(Data section Opens)

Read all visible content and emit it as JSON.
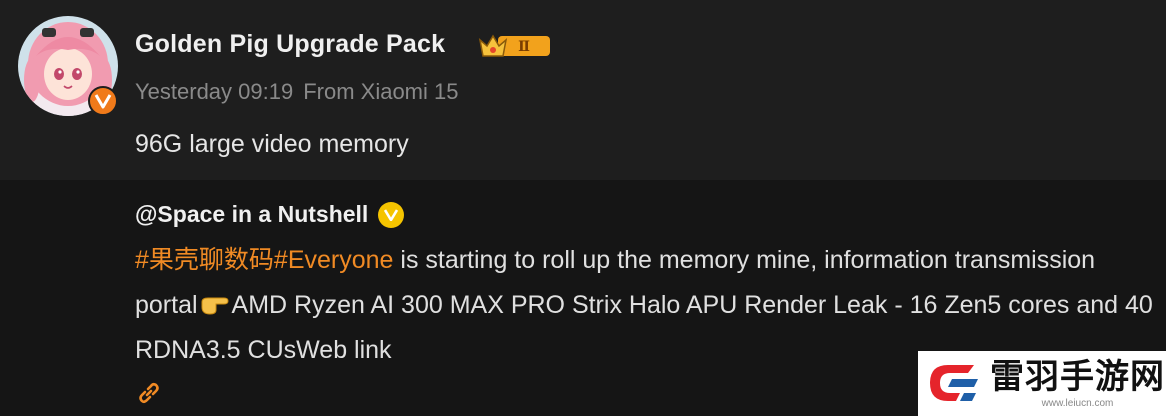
{
  "post": {
    "username": "Golden Pig Upgrade Pack",
    "level_badge": "Ⅱ",
    "timestamp": "Yesterday 09:19",
    "source": "From Xiaomi 15",
    "text": "96G large video memory",
    "avatar_icon": "anime-avatar",
    "verified_icon": "v-badge-orange",
    "crown_icon": "crown-level-icon"
  },
  "quoted": {
    "username": "@Space in a Nutshell",
    "verified_icon": "v-badge-gold",
    "tag1": "#果壳聊数码#",
    "tag2": "Everyone",
    "text1": " is starting to roll up the memory mine, information transmission portal",
    "pointing_emoji": "pointing-hand-icon",
    "text2": "AMD Ryzen AI 300 MAX PRO Strix Halo APU Render Leak - 16 Zen5 cores and 40 RDNA3.5 CUsWeb link",
    "link_icon": "link-icon"
  },
  "watermark": {
    "title": "雷羽手游网",
    "url": "www.leiucn.com"
  },
  "colors": {
    "background": "#1e1e1e",
    "quoted_background": "#151515",
    "accent_orange": "#f08a24",
    "gold": "#f5c400",
    "meta_gray": "#8a8a8a"
  }
}
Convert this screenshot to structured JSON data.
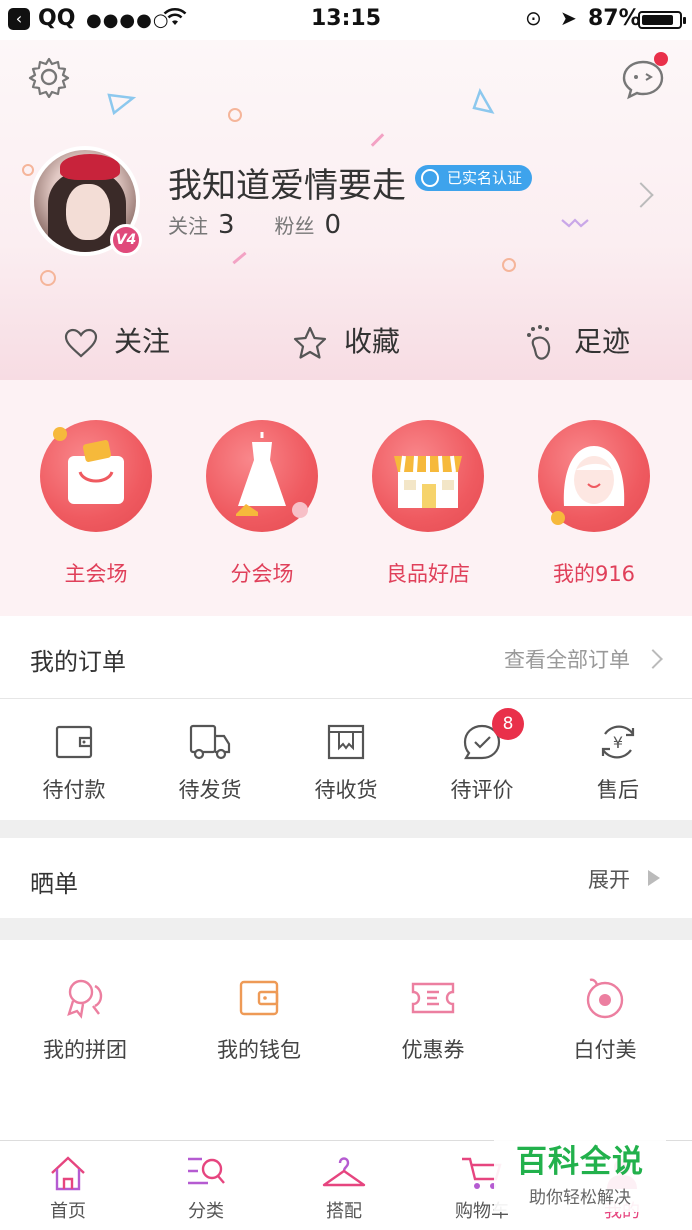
{
  "status_bar": {
    "carrier": "QQ",
    "signal": "●●●●○",
    "time": "13:15",
    "battery": "87%",
    "battery_level": 0.87
  },
  "profile": {
    "username": "我知道爱情要走",
    "verified_label": "已实名认证",
    "follow_label": "关注",
    "follow_count": "3",
    "fans_label": "粉丝",
    "fans_count": "0",
    "vip_badge": "V4"
  },
  "quick_links": [
    {
      "label": "关注",
      "icon": "heart-icon"
    },
    {
      "label": "收藏",
      "icon": "star-icon"
    },
    {
      "label": "足迹",
      "icon": "footprint-icon"
    }
  ],
  "venues": [
    {
      "label": "主会场",
      "icon": "shopping-bag-icon"
    },
    {
      "label": "分会场",
      "icon": "dress-icon"
    },
    {
      "label": "良品好店",
      "icon": "storefront-icon"
    },
    {
      "label": "我的916",
      "icon": "girl-face-icon"
    }
  ],
  "orders": {
    "title": "我的订单",
    "view_all": "查看全部订单",
    "items": [
      {
        "label": "待付款",
        "icon": "wallet-icon"
      },
      {
        "label": "待发货",
        "icon": "truck-icon"
      },
      {
        "label": "待收货",
        "icon": "box-icon"
      },
      {
        "label": "待评价",
        "icon": "comment-check-icon",
        "badge": "8"
      },
      {
        "label": "售后",
        "icon": "yen-refund-icon"
      }
    ]
  },
  "showcase": {
    "title": "晒单",
    "expand": "展开"
  },
  "tools": [
    {
      "label": "我的拼团",
      "icon": "group-icon"
    },
    {
      "label": "我的钱包",
      "icon": "wallet-icon"
    },
    {
      "label": "优惠券",
      "icon": "coupon-icon"
    },
    {
      "label": "白付美",
      "icon": "baifumei-icon"
    }
  ],
  "tabs": [
    {
      "label": "首页",
      "icon": "home-icon"
    },
    {
      "label": "分类",
      "icon": "category-search-icon"
    },
    {
      "label": "搭配",
      "icon": "hanger-icon"
    },
    {
      "label": "购物车",
      "icon": "cart-icon"
    },
    {
      "label": "我的",
      "icon": "profile-icon",
      "active": true
    }
  ],
  "watermark": {
    "title": "百科全说",
    "subtitle": "助你轻松解决"
  },
  "colors": {
    "accent": "#e6457f",
    "venue_red": "#ef5a60",
    "badge_red": "#e9304a",
    "verify_blue": "#3ea3ec",
    "watermark_green": "#22b14c"
  }
}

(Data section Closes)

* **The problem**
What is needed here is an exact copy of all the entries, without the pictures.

* **Answer to the problem**
Read all visible content and emit it as JSON.
{
  "post": {
    "username": "Golden Pig Upgrade Pack",
    "level_badge": "Ⅱ",
    "timestamp": "Yesterday 09:19",
    "source": "From Xiaomi 15",
    "text": "96G large video memory",
    "avatar_icon": "anime-avatar",
    "verified_icon": "v-badge-orange",
    "crown_icon": "crown-level-icon"
  },
  "quoted": {
    "username": "@Space in a Nutshell",
    "verified_icon": "v-badge-gold",
    "tag1": "#果壳聊数码#",
    "tag2": "Everyone",
    "text1": " is starting to roll up the memory mine, information transmission portal",
    "pointing_emoji": "pointing-hand-icon",
    "text2": "AMD Ryzen AI 300 MAX PRO Strix Halo APU Render Leak - 16 Zen5 cores and 40 RDNA3.5 CUsWeb link",
    "link_icon": "link-icon"
  },
  "watermark": {
    "title": "雷羽手游网",
    "url": "www.leiucn.com"
  },
  "colors": {
    "background": "#1e1e1e",
    "quoted_background": "#151515",
    "accent_orange": "#f08a24",
    "gold": "#f5c400",
    "meta_gray": "#8a8a8a"
  }
}
Convert this screenshot to structured JSON data.
{
  "status_bar": {
    "carrier": "QQ",
    "signal": "●●●●○",
    "time": "13:15",
    "battery": "87%",
    "battery_level": 0.87
  },
  "profile": {
    "username": "我知道爱情要走",
    "verified_label": "已实名认证",
    "follow_label": "关注",
    "follow_count": "3",
    "fans_label": "粉丝",
    "fans_count": "0",
    "vip_badge": "V4"
  },
  "quick_links": [
    {
      "label": "关注",
      "icon": "heart-icon"
    },
    {
      "label": "收藏",
      "icon": "star-icon"
    },
    {
      "label": "足迹",
      "icon": "footprint-icon"
    }
  ],
  "venues": [
    {
      "label": "主会场",
      "icon": "shopping-bag-icon"
    },
    {
      "label": "分会场",
      "icon": "dress-icon"
    },
    {
      "label": "良品好店",
      "icon": "storefront-icon"
    },
    {
      "label": "我的916",
      "icon": "girl-face-icon"
    }
  ],
  "orders": {
    "title": "我的订单",
    "view_all": "查看全部订单",
    "items": [
      {
        "label": "待付款",
        "icon": "wallet-icon"
      },
      {
        "label": "待发货",
        "icon": "truck-icon"
      },
      {
        "label": "待收货",
        "icon": "box-icon"
      },
      {
        "label": "待评价",
        "icon": "comment-check-icon",
        "badge": "8"
      },
      {
        "label": "售后",
        "icon": "yen-refund-icon"
      }
    ]
  },
  "showcase": {
    "title": "晒单",
    "expand": "展开"
  },
  "tools": [
    {
      "label": "我的拼团",
      "icon": "group-icon"
    },
    {
      "label": "我的钱包",
      "icon": "wallet-icon"
    },
    {
      "label": "优惠券",
      "icon": "coupon-icon"
    },
    {
      "label": "白付美",
      "icon": "baifumei-icon"
    }
  ],
  "tabs": [
    {
      "label": "首页",
      "icon": "home-icon"
    },
    {
      "label": "分类",
      "icon": "category-search-icon"
    },
    {
      "label": "搭配",
      "icon": "hanger-icon"
    },
    {
      "label": "购物车",
      "icon": "cart-icon"
    },
    {
      "label": "我的",
      "icon": "profile-icon",
      "active": true
    }
  ],
  "watermark": {
    "title": "百科全说",
    "subtitle": "助你轻松解决"
  },
  "colors": {
    "accent": "#e6457f",
    "venue_red": "#ef5a60",
    "badge_red": "#e9304a",
    "verify_blue": "#3ea3ec",
    "watermark_green": "#22b14c"
  }
}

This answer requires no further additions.